Staff nurse Toh Hui Xian copes with the ups and downs in the fast-paced environment of the emergency room to alleviate suffering and save lives
THE patient’s mobile phone rang, but instead of picking it up, staff nurse Toh Hui Xian stood still, almost transfixed on the screen as its shrill sounds echoed in the emergency room.
The patient — a Chinese man in his 40s — had just been pronounced dead after failing to be resuscitated from a heart attack.
Ms Toh, 24, who has been working in the emergency department of the Singapore General Hospital since 2006, quickly recovered and answered the patient’s mobile phone. It was his wife on the line.
“I could only ask the patient’s wife to come to the hospital as soon as she could. I could sense the anxiety of the wife when she learnt that her husband had been sent to the hospital. She kept asking me if her husband was all right.
“I felt terribly sorry that I could not reveal the truth to her over the phone. At that moment, I felt so helpless as there was nothing I could do,” recalls Ms Toh, who was one of the recipients of the HealthcareHumanitarian Award this year.
That episode happened just a few weeks after she joined the department.
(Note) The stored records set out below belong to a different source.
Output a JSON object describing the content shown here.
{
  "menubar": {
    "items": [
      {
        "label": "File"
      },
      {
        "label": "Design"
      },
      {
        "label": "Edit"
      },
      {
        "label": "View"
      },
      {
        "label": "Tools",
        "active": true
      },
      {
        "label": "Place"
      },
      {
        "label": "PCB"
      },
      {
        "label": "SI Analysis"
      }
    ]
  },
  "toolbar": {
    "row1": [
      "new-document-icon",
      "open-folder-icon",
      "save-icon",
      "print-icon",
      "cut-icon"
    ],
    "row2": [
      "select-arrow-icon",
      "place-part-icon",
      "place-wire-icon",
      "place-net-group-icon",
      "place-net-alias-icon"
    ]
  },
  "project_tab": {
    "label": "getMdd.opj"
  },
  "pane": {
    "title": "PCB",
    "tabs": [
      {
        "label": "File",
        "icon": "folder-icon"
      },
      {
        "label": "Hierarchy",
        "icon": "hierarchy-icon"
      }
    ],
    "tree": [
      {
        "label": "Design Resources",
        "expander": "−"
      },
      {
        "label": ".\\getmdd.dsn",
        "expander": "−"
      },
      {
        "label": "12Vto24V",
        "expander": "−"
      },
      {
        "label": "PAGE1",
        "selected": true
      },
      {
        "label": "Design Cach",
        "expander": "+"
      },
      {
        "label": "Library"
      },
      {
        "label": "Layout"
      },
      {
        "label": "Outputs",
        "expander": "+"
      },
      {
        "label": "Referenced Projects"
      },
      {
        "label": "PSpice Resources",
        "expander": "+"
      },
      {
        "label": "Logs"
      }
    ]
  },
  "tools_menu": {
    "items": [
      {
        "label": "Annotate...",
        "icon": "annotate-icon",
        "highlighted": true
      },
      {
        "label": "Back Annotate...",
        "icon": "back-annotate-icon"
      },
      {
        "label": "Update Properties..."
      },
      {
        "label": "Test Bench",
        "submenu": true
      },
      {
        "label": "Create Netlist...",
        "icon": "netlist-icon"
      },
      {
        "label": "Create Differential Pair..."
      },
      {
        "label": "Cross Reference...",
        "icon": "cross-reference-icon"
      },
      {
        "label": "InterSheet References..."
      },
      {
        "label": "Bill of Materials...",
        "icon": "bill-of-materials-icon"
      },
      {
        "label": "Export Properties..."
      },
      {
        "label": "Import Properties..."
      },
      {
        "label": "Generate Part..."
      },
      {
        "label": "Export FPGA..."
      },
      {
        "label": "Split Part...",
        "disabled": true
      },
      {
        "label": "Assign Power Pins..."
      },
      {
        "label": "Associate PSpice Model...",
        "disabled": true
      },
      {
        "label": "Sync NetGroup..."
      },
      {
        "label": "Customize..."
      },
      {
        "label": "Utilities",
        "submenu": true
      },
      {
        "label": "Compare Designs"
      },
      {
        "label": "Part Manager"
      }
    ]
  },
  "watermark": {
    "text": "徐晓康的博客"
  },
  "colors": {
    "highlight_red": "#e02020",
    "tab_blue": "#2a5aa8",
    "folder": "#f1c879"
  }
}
Since then, she has been through several more of these incidents, but “it is still very heart wrenching every time I am faced with the death of a patient”.
Emotional experiences like these are what nurses in the emergency departments go through as part of their everyday work.
Ms Toh, who was inspired to become a nurse after witnessing what happened to helpless patients during the Sars period, works in shifts that are rostered monthly, and different duties are rotated among all the nurses.
“For example, one day I may be assessing patients when they come in at the triage area to quickly gauge their problems, another day I might be in the critical care area for patients in need of urgent treatment.
“I am also trained to help in the resuscitation area for the most serious cases, like people who are brought in after a serious road accident.
“Each area will require me to wear a different hat within the role of a nurse in order to provide the most suitable patient care or support to the doctor,” she
Besides being well trained for the many aspects in emergency care, certain attributes are required too, she says.
“I have to be a reliable worker whom my colleagues trust or count on. “I also need the ability to multitask and think on my feet as the work environment is ever changing.”
She also faces challenges like managing the expectations of tired, worried and anxious family members of the patients.
“It is common for us to face anxious relatives who can be demanding and nasty towards us. We need to be patient and compassionate when dealing with these situations,” she says.
“The dynamic work environment in the emergency department also means that we need to be versatile and knowledgeable about our work."
- Staff nurse Toh Hui Xian, emergency department of the Singapore General Hospital
“I am glad that the department sends me constantly for upgrading courses to equip me with up-to-date skills and knowledge.”
As part of her training and voluntary work, Ms Toh also went on humanitarian missions to Sri Lanka after the 2004 tsunami, and to Myanmar two years ago to render aid to cyclone survivors.
Clearly, no two days are the same in Ms Toh’s line of work and she relishes it.
“The fast-paced environment keeps my adrenalin going and I know that I will never get bored in such a dynamic, yet satisfying, working environment,” she says.